Public radio stations are nonprofit organizations that are committed to providing the highest quality news, public affairs and cultural programming available today.  Perhaps more importantly, local stations strive to provide what the commercial market does not—in-depth coverage of people and events where, to the greatest extent possible, the voices of actual participants, observers, and related ambient sounds are used to facilitate deeper understanding of the events being described. In applying this unique approach, public radio stations like our members are exceedingly careful not to offend the sensibilities of their audiences.

However, on occasion, public radio’s journalistic efforts give rise to potential indecency violations under the Commission’s current “zero tolerance” approach, particularly where unintentional, spontaneous utterances are captured during live taping, or where potentially indecent words or phrases are so essential to the audience’s understanding of the issue at hand that removing them would significantly impact the quality of the program. In these instances and others that occur in the course of public radio programming, use of potentially indecent language is never intentionally profane or gratuitous. But the Commission’s current approach, coupled with the prospect of massive fines, creates a degree of risk and uncertainty that severely constrains the editorial judgment of local programmers, and ultimately impacts program quality. As responsible broadcasters that provide a clear public benefit, public radio stations should be afforded discretion to serve their local communities without facing the prospect of crippling fines.

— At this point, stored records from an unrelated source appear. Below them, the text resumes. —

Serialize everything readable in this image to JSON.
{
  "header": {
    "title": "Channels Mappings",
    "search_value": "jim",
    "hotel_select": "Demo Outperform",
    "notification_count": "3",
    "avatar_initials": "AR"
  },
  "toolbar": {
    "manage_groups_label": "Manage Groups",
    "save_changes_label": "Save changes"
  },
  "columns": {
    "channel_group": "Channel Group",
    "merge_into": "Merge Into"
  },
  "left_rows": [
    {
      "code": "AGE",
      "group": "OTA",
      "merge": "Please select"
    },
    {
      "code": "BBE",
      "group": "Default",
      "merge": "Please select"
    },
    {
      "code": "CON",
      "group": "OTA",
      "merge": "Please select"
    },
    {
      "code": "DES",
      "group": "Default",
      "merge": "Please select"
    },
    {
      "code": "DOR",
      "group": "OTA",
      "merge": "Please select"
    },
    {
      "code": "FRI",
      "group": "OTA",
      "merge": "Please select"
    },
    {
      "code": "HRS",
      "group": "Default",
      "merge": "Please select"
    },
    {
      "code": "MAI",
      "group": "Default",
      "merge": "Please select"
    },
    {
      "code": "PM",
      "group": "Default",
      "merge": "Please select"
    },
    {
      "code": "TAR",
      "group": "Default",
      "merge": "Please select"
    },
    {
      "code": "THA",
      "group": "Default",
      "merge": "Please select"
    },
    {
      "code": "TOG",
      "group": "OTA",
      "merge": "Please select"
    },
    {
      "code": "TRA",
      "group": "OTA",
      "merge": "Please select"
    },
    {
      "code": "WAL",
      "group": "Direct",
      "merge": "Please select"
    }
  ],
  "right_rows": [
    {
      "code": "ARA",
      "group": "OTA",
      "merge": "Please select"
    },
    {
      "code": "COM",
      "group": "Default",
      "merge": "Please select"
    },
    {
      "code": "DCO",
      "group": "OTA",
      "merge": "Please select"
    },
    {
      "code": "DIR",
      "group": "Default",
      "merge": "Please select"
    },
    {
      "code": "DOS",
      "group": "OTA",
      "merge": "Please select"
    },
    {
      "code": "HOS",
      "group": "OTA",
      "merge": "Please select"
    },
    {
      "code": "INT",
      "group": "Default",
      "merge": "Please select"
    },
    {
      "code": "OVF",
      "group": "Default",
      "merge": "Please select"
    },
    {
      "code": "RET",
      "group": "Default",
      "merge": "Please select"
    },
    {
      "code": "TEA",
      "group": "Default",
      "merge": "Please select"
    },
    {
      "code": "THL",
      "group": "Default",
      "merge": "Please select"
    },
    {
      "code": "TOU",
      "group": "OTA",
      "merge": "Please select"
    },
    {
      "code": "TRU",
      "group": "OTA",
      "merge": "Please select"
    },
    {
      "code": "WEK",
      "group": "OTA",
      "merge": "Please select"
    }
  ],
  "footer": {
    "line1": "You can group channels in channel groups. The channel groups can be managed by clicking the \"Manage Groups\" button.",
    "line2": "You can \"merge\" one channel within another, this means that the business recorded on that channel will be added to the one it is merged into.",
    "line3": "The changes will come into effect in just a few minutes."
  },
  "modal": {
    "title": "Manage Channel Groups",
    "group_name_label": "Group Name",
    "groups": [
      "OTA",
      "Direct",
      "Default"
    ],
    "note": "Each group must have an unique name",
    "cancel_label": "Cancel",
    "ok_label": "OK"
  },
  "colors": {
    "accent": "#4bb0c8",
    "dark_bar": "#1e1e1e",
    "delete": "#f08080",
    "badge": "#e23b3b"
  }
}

Furthermore, as noted by NPR, the Commission’s current policy has led to the delay of station license renewals where an indecency complaint is pending—even if the complaint is clearly without merit. Delayed license renewals force stations—many of which operate under significant financial constraints—to incur additional legal costs. Already-scarce resources should not be diverted from community service.

Accordingly, in support of the comments of NPR, we urge the Commission to adopt an “egregious cases” indecency enforcement policy. Doing so would go a long way towards addressing the issues identified above.


Glenn Gleixner, General Manager, WVTV
Chairman, Eastern Region Public Media

John Hess, General Manager, Boise State Public Radio
President, Western States Public Radio

Christina Kuzmych, General Manager, Wyoming Public Media
President, Public Radio in Mid America

Frank Lanzone, General Manager, KCBX
President, California Public Radio